- [Required work] Search the records below for the string "time" and copy each line where it turns up.

- [Input for this task]
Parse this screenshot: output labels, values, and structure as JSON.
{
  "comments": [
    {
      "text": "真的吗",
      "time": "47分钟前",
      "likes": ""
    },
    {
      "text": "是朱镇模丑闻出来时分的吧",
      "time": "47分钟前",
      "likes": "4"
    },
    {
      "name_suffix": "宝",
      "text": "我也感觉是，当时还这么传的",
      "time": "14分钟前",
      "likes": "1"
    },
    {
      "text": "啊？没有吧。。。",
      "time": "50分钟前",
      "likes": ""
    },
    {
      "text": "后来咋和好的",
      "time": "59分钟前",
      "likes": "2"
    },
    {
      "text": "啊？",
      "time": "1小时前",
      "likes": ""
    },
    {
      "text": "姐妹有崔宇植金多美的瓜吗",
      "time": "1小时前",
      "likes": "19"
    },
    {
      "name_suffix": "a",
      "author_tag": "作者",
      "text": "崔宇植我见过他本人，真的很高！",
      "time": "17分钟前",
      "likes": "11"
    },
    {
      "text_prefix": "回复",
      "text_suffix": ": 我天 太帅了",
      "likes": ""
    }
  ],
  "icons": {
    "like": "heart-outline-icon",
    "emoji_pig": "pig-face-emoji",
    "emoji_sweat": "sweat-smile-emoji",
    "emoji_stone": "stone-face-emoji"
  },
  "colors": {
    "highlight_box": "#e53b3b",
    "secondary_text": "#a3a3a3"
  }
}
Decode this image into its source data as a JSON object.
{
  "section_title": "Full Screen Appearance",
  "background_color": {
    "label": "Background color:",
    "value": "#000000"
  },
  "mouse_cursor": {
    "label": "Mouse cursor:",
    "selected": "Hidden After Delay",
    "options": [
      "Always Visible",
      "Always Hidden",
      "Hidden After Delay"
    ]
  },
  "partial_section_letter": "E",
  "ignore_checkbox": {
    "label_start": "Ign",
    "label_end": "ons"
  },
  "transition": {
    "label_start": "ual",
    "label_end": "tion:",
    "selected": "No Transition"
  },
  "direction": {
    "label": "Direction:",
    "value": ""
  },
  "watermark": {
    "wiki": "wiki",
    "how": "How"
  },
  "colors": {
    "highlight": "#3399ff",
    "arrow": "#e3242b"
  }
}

- [Result for this task]
      "time": "47分钟前",
      "time": "47分钟前",
      "time": "14分钟前",
      "time": "50分钟前",
      "time": "59分钟前",
      "time": "1小时前",
      "time": "1小时前",
      "time": "17分钟前",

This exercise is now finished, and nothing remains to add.